On July 17, 2019, the Commission announced the opening of a formal investigation into Amazon’s use of sensitive independent retailer data that may potentially breach Article 101/102 TFEU.[1]

The Commission’s probe is likely focusing on Amazon’s dual role. On one hand, Amazon acts as host to third-party merchants who sell directly to consumers through Amazon’s marketplace. On the other hand, Amazon sells its own products on the same marketplace in competition with the third-party merchants. While publicly available information is currently scarce, the Commission preliminarily concluded that Amazon appears to be using retailer data collected on Amazon’s marketplace platform to boost its own sales. If Amazon’s conduct is found to be anticompetitive, Amazon might receive a substantial fine and will be required to change its business practices.[2]

The case is one of multiple Commission investigations against U.S. tech companies, including Google, Apple, Qualcomm, and reportedly also Facebook.[3] It follows public remarks from U.S. President Donald Trump against Commissioner Vestager alleging an aggressive EU antitrust enforcement policy against U.S. tech giants.[4]

In addition, Amazon has also faced a number of investigations at Member State level. On July 17, 2019, the Bundeskartellamt and the Austrian Federal Competition Authority closed their respective investigations into potentially abusive, discriminatory, and/or unfair provisions in Amazon’s agreements with marketplace sellers after securing modifications to Amazon’s terms.[5] In April 2019, the Italian Competition Authority announced that it was investigating whether Amazon abused its dominance in the market for “e-commerce platform intermediary services” by discriminating against sellers that use third- party logistics providers rather than Amazon’s logistics services, by demoting the position of their products in search results.[6]

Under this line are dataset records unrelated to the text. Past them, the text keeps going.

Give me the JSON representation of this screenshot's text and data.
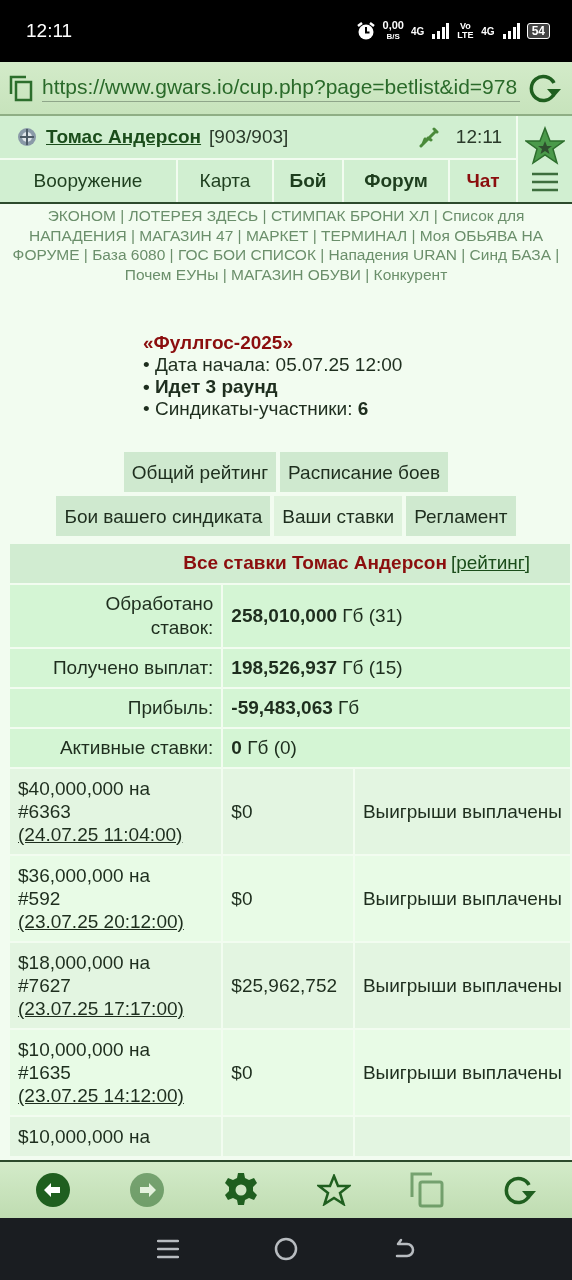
{
  "status_bar": {
    "time": "12:11",
    "data_rate": "0,00",
    "data_unit": "B/S",
    "network_1": "4G",
    "volte": "Vo LTE",
    "network_2": "4G",
    "battery": "54"
  },
  "browser": {
    "url": "https://www.gwars.io/cup.php?page=betlist&id=978"
  },
  "header": {
    "player": "Томас Андерсон",
    "hp": "[903/903]",
    "time": "12:11",
    "nav": [
      {
        "label": "Вооружение",
        "kind": "normal"
      },
      {
        "label": "Карта",
        "kind": "normal"
      },
      {
        "label": "Бой",
        "kind": "bold"
      },
      {
        "label": "Форум",
        "kind": "bold"
      },
      {
        "label": "Чат",
        "kind": "alert"
      }
    ]
  },
  "quick_links": {
    "separator": "|",
    "items": [
      "ЭКОНОМ",
      "ЛОТЕРЕЯ ЗДЕСЬ",
      "СТИМПАК БРОНИ ХЛ",
      "Список для НАПАДЕНИЯ",
      "МАГАЗИН 47",
      "МАРКЕТ",
      "ТЕРМИНАЛ",
      "Моя ОБЬЯВА НА ФОРУМЕ",
      "База 6080",
      "ГОС БОИ СПИСОК",
      "Нападения URAN",
      "Синд БАЗА",
      "Почем ЕУНы",
      "МАГАЗИН ОБУВИ",
      "Конкурент"
    ]
  },
  "tournament": {
    "title": "«Фуллгос-2025»",
    "lines": [
      {
        "text": "• Дата начала: 05.07.25 12:00",
        "bold": false
      },
      {
        "text": "• Идет 3 раунд",
        "bold": true
      },
      {
        "text": "• Синдикаты-участники: **6**",
        "bold": false
      }
    ]
  },
  "tabs": [
    [
      {
        "label": "Общий рейтинг",
        "selected": false
      },
      {
        "label": "Расписание боев",
        "selected": false
      }
    ],
    [
      {
        "label": "Бои вашего синдиката",
        "selected": false
      },
      {
        "label": "Ваши ставки",
        "selected": true
      },
      {
        "label": "Регламент",
        "selected": false
      }
    ]
  ],
  "bets_table": {
    "title": "Все ставки Томас Андерсон",
    "title_link": "[рейтинг]",
    "summary": [
      {
        "label": "Обработано ставок:",
        "amount": "258,010,000",
        "rest": "Гб (31)"
      },
      {
        "label": "Получено выплат:",
        "amount": "198,526,937",
        "rest": "Гб (15)"
      },
      {
        "label": "Прибыль:",
        "amount": "-59,483,063",
        "rest": "Гб"
      },
      {
        "label": "Активные ставки:",
        "amount": "0",
        "rest": "Гб (0)"
      }
    ],
    "rows": [
      {
        "bet": "$40,000,000 на #6363",
        "date": "(24.07.25 11:04:00)",
        "payout": "$0",
        "status": "Выигрыши выплачены"
      },
      {
        "bet": "$36,000,000 на #592",
        "date": "(23.07.25 20:12:00)",
        "payout": "$0",
        "status": "Выигрыши выплачены"
      },
      {
        "bet": "$18,000,000 на #7627",
        "date": "(23.07.25 17:17:00)",
        "payout": "$25,962,752",
        "status": "Выигрыши выплачены"
      },
      {
        "bet": "$10,000,000 на #1635",
        "date": "(23.07.25 14:12:00)",
        "payout": "$0",
        "status": "Выигрыши выплачены"
      },
      {
        "bet": "$10,000,000 на"
      }
    ]
  },
  "toolbar": [
    {
      "kind": "back",
      "disabled": false
    },
    {
      "kind": "forward",
      "disabled": true
    },
    {
      "kind": "settings",
      "disabled": false
    },
    {
      "kind": "bookmark",
      "disabled": false
    },
    {
      "kind": "tabs",
      "disabled": true
    },
    {
      "kind": "reload",
      "disabled": false
    }
  ]
}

In April 2019, the Luxembourg Competition Council also opened an investigation following complaints regarding an international company with European headquarters established in Luxembourg that offers its website and platform services to third-party merchants. Although unconfirmed (and without further public details about the substance of the complaints), this likely relates to Amazon.[7] In addition, in July 2019, the Luxembourg Competition Council rejected an abuse of dominance complaint and an application for interim measures by a retailer that was excluded from Amazon’s marketplace, including because there was insufficient evidence that Amazon held a dominant position.[8]

[1]      Amazon Marketplace (Case COMP/AT.40462), decision not yet published.

[2]      See https://www.businessinsider.com/amazon-eu-launches-antitrust-investigation-2019-7?r=US&IR=T.

[3]      Google Search (AdSense) (Case COMP/AT.40411), decision not yet published; Google Android (Case COMP/AT.40099), decision not yet published; Google Search (Shopping) (Case COMP/AT.39740), Commission decision of June 27, 2017; Aid to Apple (Case COMP/SA.38373), Commission decision of August 30, 2016; and Qualcomm (predation) (Case COMP/AT.39711), decision not yet published. The Commission is investigating Facebook’s sales platform and app data sharing methods. See https://www.bloomberg.com/news/articles/2019-07-02/facebook-is-latest-to-come-under-eu-s-antitrust-scrutiny.

[4]      See https://www.euractiv.com/section/global-europe/news/trump-takes-aim-at-vestager-she-hates-the-us/.

[5]      Bundeskartellamt Press Release, July 17, 2019, available at: https://www.bundeskartellamt.de/SharedDocs/Meldung/EN/Pressemitteilungen/2019/17_07_2019_ Amazon.html;jsessionid=B281975501DCD8E72D1C24565336D969.2_cid362?nn=3 591568. See also Austrian Federal Competition Authority Press Release, July 17, 2019, available at: https://www.bwb.gv.at/en/news/detail/news/bwb_informs_amazon_modifies_its_terms_and_conditions-1/.

[6]      AGCM Press Release, April 16, 2019, available at: https://en.agcm.it/en/media/press-releases/2019/4/Amazon-investigation-launched-on-possible-abuse-of-a- dominant-position-in-online-marketplaces-and-logistic-services.

[7]      See https://concurrence.public.lu/dam-assets/fr/actualites/2019/2019-4-1-Communique-services-en-ligne-.pdf.

[8]      See https://concurrence.public.lu/fr/actualites/2019/decision-2019-MC-01.html. The U.K. Competition and Markets Authority is also investigating Amazon’s proposed acquisition of certain rights and a minority shareholding in Roofoods Ltd. (Deliveroo), a UK-based food delivery company active in 14 countries. The investigation is being conducted under the U.K.’s merger control regime. See https://www.gov.uk/cma-cases/amazon-deliveroo-merger-inquiry.